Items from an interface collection
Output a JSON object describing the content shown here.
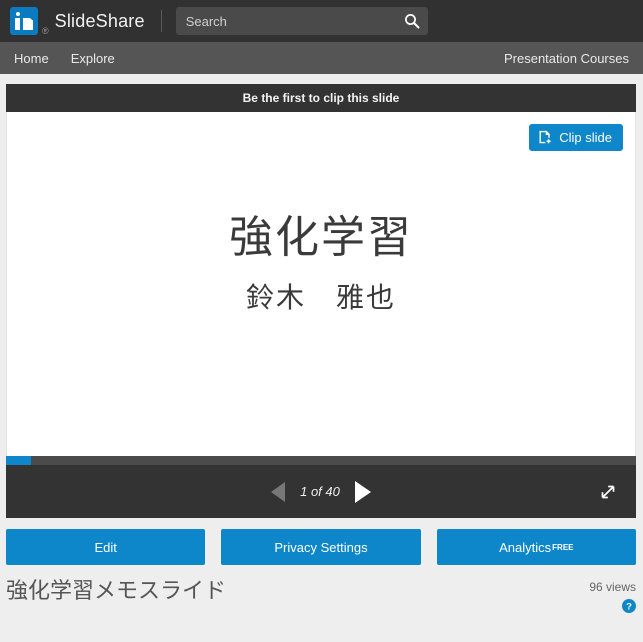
{
  "header": {
    "brand": "SlideShare",
    "registered_mark": "®",
    "logo_text": "in",
    "logo_color": "#0b7bc1",
    "search": {
      "placeholder": "Search",
      "value": "",
      "icon": "search-icon"
    }
  },
  "nav": {
    "left_items": [
      {
        "label": "Home"
      },
      {
        "label": "Explore"
      }
    ],
    "right_items": [
      {
        "label": "Presentation Courses"
      }
    ]
  },
  "player": {
    "clip_banner": "Be the first to clip this slide",
    "clip_button": {
      "label": "Clip slide",
      "icon": "clip-slide-icon",
      "color": "#0d87c9"
    },
    "slide": {
      "title": "強化学習",
      "author": "鈴木　雅也"
    },
    "current_page": 1,
    "total_pages": 40,
    "page_indicator": "1 of 40",
    "progress_percent": 4,
    "progress_color": "#0d87c9",
    "prev_icon": "previous-slide-icon",
    "next_icon": "next-slide-icon",
    "fullscreen_icon": "fullscreen-icon"
  },
  "actions": [
    {
      "label": "Edit",
      "name": "edit-button",
      "superscript": ""
    },
    {
      "label": "Privacy Settings",
      "name": "privacy-settings-button",
      "superscript": ""
    },
    {
      "label": "Analytics",
      "name": "analytics-button",
      "superscript": "FREE"
    }
  ],
  "footer": {
    "document_title": "強化学習メモスライド",
    "views": "96 views",
    "help_icon": "help-icon"
  }
}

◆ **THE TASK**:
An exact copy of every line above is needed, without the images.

◆ **TASK RESPONSE**:
Output a JSON object describing the content shown here.
{
  "header": {
    "brand": "SlideShare",
    "registered_mark": "®",
    "logo_text": "in",
    "logo_color": "#0b7bc1",
    "search": {
      "placeholder": "Search",
      "value": "",
      "icon": "search-icon"
    }
  },
  "nav": {
    "left_items": [
      {
        "label": "Home"
      },
      {
        "label": "Explore"
      }
    ],
    "right_items": [
      {
        "label": "Presentation Courses"
      }
    ]
  },
  "player": {
    "clip_banner": "Be the first to clip this slide",
    "clip_button": {
      "label": "Clip slide",
      "icon": "clip-slide-icon",
      "color": "#0d87c9"
    },
    "slide": {
      "title": "強化学習",
      "author": "鈴木　雅也"
    },
    "current_page": 1,
    "total_pages": 40,
    "page_indicator": "1 of 40",
    "progress_percent": 4,
    "progress_color": "#0d87c9",
    "prev_icon": "previous-slide-icon",
    "next_icon": "next-slide-icon",
    "fullscreen_icon": "fullscreen-icon"
  },
  "actions": [
    {
      "label": "Edit",
      "name": "edit-button",
      "superscript": ""
    },
    {
      "label": "Privacy Settings",
      "name": "privacy-settings-button",
      "superscript": ""
    },
    {
      "label": "Analytics",
      "name": "analytics-button",
      "superscript": "FREE"
    }
  ],
  "footer": {
    "document_title": "強化学習メモスライド",
    "views": "96 views",
    "help_icon": "help-icon"
  }
}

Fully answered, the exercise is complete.